It used to matter a lot to me, like… a lot. In general, I am a “conservative” thinker. I believe in fiscal responsibility, but I know a lot of “liberals” who believe in that, too. I believe in the dignity of all human beings, which is the basis for my anti-abortion beliefs and my skepticism over the death penalty, but I know “liberals” who believe in that, too. I believe we should seriously reduce our military presence around the world. I know a lot of “liberals” who believe that, too.

My masters class this semester was taught by an educator who introduced himself as “the most radical professor in the department.” And in his extreme “liberalism” he showed us video after video of lecturers and speakers who supported his “radical” ideas of supporting lower classes, promoting racial equality, and progressively educating in ways that support all students and give opportunities for social advancement.

Speaker after speaker. Speech after speech. Lecture after lecture. Talking about the dignity of all human beings. The talent that exists in underrepresented populations. The methods and means for effectively educating them. The results that demonstrate the effectiveness. Presented as though those beliefs were “liberal.”

And here I sat: A “conservative” mostly agreeing with all of it. The only part that I disagreed with was the part about those being “liberal” ideas. They didn’t sound like it to me. I knew “liberals”. I also knew “conservatives”. The respect for human dignity at all levels of human life from the super talented and successful to the severely disabled, from the oldest people to the very youngest people (so young they still needed to live inside the womb for a while longer) seemed to be an idea that existed among both “conservatives” and “liberals” and also was willing to be sacrificed by the most politically powerful “liberals” and “conservatives.”

So, 2012 has taught me that the “liberal” and “conservative” labels are as harmful as they are misunderstood. Calling someone a “conservative” means a lot to people who fancy themselves “liberals” because they need an enemy. The same is true for “conservatives” who label someone a “liberal.” The labels work well when the desire is to place blame.

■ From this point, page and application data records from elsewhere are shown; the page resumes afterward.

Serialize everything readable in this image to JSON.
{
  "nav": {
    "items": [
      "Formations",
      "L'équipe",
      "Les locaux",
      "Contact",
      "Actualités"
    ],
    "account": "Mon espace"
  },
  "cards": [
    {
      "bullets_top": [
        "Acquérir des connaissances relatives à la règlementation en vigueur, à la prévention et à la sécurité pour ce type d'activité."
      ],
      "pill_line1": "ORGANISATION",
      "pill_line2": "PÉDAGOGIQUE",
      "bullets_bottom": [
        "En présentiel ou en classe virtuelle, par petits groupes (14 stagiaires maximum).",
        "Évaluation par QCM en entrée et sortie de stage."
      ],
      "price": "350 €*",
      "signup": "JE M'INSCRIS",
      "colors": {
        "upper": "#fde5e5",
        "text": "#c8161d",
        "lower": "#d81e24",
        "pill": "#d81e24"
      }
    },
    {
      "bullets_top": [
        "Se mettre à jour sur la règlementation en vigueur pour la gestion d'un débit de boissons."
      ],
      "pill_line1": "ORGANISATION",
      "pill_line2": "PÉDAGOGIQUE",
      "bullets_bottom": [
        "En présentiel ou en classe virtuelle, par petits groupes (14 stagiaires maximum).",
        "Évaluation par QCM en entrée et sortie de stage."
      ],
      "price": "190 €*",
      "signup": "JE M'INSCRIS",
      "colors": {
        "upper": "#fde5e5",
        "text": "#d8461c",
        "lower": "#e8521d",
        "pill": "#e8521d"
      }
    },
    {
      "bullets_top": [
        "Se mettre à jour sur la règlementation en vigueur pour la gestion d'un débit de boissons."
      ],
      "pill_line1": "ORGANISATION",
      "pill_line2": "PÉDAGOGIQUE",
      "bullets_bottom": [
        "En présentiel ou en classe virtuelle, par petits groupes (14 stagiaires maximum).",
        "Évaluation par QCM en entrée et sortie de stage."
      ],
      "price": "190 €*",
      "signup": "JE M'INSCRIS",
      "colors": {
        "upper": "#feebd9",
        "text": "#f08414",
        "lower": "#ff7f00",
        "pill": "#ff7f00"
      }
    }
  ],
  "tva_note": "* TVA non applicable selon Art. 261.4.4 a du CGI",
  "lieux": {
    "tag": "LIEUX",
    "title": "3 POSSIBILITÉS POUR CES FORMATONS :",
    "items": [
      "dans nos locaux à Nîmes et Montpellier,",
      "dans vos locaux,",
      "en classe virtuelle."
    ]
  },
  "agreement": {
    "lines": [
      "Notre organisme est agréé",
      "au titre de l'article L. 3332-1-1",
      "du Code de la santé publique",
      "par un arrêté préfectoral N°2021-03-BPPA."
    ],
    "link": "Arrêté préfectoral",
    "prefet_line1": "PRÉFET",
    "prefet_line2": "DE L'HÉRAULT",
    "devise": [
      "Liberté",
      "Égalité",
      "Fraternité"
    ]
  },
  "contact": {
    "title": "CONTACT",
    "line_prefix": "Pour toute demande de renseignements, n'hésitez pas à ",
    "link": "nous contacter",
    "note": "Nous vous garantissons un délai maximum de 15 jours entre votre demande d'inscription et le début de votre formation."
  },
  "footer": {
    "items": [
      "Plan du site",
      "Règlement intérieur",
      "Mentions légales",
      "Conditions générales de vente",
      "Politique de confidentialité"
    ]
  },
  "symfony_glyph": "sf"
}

I don’t know what I am anymore because I don’t know what those labels mean anymore. The more time that we spend working to define those words, the more time we waste that could be better spent solving problems. Good education isn’t “conservative” or “liberal.” Once again, there is no political flagship that is holding a monopoly on the truth. 2012 has taught me that there isn’t much value in pretending that it does.